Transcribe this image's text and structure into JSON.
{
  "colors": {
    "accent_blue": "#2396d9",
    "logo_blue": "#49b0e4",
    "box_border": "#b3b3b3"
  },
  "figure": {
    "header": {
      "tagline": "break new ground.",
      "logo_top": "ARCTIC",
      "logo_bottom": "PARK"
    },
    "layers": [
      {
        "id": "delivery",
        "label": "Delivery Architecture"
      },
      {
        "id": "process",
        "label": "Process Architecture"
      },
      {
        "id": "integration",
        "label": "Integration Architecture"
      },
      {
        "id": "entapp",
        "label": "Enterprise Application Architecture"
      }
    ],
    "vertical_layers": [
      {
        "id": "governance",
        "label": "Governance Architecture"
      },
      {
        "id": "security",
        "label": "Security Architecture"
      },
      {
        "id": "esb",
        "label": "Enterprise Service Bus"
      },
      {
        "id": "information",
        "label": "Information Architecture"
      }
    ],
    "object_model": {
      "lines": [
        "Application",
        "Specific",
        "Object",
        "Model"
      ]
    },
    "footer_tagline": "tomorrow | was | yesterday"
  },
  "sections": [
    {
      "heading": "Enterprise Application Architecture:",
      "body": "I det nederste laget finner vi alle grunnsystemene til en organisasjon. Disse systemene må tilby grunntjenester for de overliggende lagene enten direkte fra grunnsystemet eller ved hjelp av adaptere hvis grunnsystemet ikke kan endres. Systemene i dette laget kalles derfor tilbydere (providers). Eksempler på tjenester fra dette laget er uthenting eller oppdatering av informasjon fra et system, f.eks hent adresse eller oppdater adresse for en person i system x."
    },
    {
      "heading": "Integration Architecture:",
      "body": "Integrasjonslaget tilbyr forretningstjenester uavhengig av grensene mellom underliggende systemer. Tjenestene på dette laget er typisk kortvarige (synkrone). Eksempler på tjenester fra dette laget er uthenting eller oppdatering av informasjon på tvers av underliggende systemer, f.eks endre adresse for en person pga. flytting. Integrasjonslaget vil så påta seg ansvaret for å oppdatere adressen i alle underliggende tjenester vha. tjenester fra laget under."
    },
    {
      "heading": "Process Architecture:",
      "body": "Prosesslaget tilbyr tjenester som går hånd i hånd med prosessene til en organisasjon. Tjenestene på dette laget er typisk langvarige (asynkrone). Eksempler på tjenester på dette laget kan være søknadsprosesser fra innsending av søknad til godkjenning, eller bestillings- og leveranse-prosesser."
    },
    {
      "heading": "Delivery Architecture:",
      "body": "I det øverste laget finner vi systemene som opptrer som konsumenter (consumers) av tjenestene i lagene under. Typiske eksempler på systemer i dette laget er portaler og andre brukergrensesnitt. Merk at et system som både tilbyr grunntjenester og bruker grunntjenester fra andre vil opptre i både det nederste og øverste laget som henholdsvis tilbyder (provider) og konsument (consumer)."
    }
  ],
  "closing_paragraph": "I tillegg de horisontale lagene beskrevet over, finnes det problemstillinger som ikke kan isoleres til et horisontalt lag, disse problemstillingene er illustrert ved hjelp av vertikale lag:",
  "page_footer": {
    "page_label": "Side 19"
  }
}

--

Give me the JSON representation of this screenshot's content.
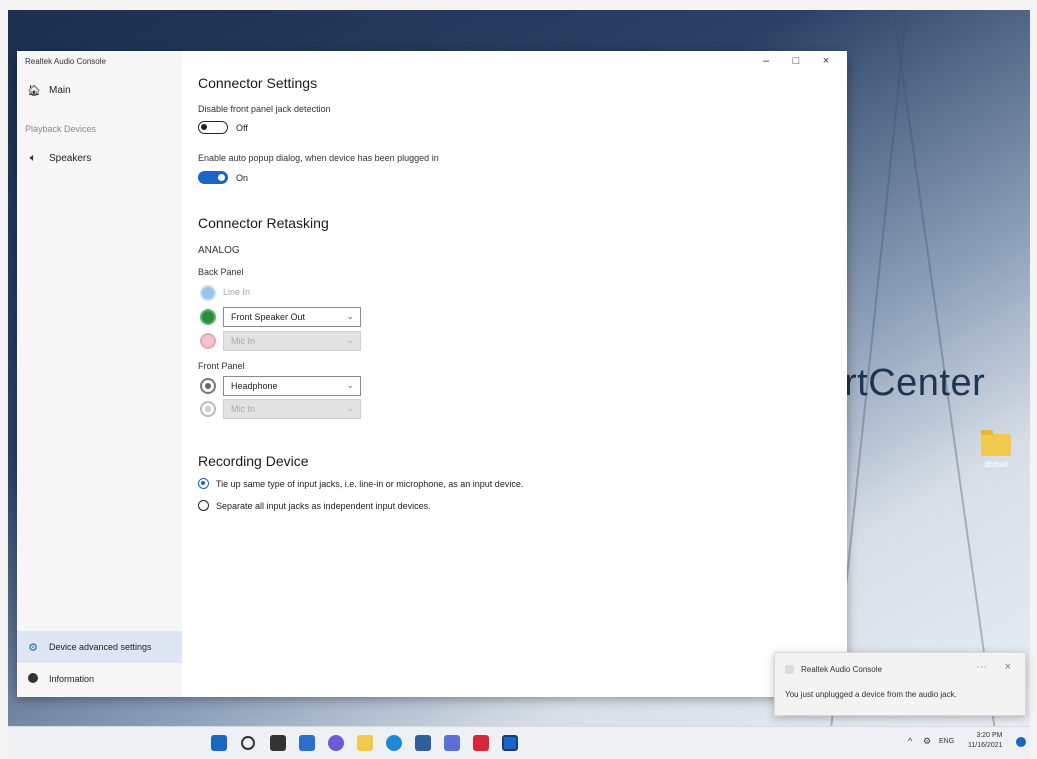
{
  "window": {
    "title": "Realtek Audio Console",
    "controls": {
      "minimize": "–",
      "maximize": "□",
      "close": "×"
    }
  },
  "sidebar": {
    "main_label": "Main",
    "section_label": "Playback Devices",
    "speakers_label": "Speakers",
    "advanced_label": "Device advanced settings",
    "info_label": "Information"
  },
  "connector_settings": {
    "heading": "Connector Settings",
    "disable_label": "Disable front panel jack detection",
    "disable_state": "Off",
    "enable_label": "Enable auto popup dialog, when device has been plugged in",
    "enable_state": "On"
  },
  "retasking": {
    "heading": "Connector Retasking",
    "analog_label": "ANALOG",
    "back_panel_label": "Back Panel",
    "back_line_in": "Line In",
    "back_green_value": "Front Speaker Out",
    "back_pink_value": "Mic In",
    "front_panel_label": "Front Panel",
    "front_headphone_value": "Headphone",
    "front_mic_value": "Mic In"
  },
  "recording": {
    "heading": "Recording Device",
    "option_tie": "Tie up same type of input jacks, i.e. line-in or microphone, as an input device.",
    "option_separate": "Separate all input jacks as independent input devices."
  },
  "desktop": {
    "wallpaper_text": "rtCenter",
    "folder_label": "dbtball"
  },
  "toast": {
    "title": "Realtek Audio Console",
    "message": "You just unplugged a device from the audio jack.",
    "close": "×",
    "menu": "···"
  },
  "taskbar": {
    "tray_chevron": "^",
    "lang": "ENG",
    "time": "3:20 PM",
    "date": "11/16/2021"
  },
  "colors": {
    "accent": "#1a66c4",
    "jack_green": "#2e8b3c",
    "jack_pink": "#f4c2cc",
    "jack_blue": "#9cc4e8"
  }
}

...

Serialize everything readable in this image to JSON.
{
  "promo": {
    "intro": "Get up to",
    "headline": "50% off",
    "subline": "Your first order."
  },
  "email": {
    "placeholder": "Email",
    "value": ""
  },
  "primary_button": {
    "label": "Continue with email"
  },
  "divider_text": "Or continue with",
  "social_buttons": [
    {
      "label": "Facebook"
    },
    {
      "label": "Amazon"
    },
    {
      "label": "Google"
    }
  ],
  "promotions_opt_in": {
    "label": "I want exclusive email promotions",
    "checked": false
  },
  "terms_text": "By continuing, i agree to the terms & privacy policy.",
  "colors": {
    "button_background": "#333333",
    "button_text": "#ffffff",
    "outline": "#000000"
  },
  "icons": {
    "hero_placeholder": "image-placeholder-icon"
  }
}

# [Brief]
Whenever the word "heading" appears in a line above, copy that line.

# [Exercise response]
      "heading": "Enterprise Application Architecture:",
      "heading": "Integration Architecture:",
      "heading": "Process Architecture:",
      "heading": "Delivery Architecture:",
    "heading": "Connector Settings",
    "heading": "Connector Retasking",
    "heading": "Recording Device",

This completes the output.